WHAT YOU WILL DO:
Find the line containing "Give me the". Retype it and every line after it through the end of the entries, exactly as written, with nothing added.

[[ EXCERPTED RECORDS open ]]

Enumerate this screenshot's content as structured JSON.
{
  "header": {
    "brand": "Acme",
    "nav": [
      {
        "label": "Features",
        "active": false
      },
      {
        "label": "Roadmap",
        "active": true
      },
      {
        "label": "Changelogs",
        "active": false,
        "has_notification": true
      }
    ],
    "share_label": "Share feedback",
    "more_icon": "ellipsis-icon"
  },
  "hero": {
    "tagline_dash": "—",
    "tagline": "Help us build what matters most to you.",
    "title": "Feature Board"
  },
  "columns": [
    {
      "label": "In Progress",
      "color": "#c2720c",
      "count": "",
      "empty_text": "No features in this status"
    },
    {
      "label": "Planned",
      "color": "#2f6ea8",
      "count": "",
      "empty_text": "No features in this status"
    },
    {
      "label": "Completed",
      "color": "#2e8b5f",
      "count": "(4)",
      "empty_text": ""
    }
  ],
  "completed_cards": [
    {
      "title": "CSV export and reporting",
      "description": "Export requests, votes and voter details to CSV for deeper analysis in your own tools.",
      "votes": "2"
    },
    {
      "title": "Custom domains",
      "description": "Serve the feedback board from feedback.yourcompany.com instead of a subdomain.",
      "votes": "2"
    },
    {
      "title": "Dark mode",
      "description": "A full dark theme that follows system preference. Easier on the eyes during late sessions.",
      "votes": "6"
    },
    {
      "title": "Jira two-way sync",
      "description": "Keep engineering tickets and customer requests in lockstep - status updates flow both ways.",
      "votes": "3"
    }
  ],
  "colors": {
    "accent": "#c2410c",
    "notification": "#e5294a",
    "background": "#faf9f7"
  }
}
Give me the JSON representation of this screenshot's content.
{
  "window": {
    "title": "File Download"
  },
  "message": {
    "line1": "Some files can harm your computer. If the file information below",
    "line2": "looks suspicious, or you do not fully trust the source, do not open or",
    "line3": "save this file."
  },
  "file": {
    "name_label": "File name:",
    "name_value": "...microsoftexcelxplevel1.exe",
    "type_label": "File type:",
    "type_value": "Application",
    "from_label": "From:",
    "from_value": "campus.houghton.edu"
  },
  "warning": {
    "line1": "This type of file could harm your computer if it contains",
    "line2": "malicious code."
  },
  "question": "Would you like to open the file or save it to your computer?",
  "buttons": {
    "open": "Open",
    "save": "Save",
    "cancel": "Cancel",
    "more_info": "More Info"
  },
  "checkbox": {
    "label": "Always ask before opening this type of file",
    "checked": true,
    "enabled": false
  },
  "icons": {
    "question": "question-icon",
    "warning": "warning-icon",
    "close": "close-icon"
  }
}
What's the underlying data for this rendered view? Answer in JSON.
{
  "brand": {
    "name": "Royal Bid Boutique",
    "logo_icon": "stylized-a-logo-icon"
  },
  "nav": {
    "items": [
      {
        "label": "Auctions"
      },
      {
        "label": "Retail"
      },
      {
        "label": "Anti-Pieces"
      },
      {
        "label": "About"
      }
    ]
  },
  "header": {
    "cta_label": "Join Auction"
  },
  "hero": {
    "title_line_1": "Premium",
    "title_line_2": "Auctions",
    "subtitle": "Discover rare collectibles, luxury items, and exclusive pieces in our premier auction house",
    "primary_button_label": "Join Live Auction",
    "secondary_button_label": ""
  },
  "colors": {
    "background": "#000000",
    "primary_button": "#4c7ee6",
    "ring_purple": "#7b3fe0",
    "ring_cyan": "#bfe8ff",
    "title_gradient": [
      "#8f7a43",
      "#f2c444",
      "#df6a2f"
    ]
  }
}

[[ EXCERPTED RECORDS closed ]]

SOLVED EXERCISE:
Give me the JSON representation of this screenshot's content.
{
  "window": {
    "title": "File Download"
  },
  "message": {
    "line1": "Some files can harm your computer. If the file information below",
    "line2": "looks suspicious, or you do not fully trust the source, do not open or",
    "line3": "save this file."
  },
  "file": {
    "name_label": "File name:",
    "name_value": "...microsoftexcelxplevel1.exe",
    "type_label": "File type:",
    "type_value": "Application",
    "from_label": "From:",
    "from_value": "campus.houghton.edu"
  },
  "warning": {
    "line1": "This type of file could harm your computer if it contains",
    "line2": "malicious code."
  },
  "question": "Would you like to open the file or save it to your computer?",
  "buttons": {
    "open": "Open",
    "save": "Save",
    "cancel": "Cancel",
    "more_info": "More Info"
  },
  "checkbox": {
    "label": "Always ask before opening this type of file",
    "checked": true,
    "enabled": false
  },
  "icons": {
    "question": "question-icon",
    "warning": "warning-icon",
    "close": "close-icon"
  }
}
What's the underlying data for this rendered view? Answer in JSON.
{
  "brand": {
    "name": "Royal Bid Boutique",
    "logo_icon": "stylized-a-logo-icon"
  },
  "nav": {
    "items": [
      {
        "label": "Auctions"
      },
      {
        "label": "Retail"
      },
      {
        "label": "Anti-Pieces"
      },
      {
        "label": "About"
      }
    ]
  },
  "header": {
    "cta_label": "Join Auction"
  },
  "hero": {
    "title_line_1": "Premium",
    "title_line_2": "Auctions",
    "subtitle": "Discover rare collectibles, luxury items, and exclusive pieces in our premier auction house",
    "primary_button_label": "Join Live Auction",
    "secondary_button_label": ""
  },
  "colors": {
    "background": "#000000",
    "primary_button": "#4c7ee6",
    "ring_purple": "#7b3fe0",
    "ring_cyan": "#bfe8ff",
    "title_gradient": [
      "#8f7a43",
      "#f2c444",
      "#df6a2f"
    ]
  }
}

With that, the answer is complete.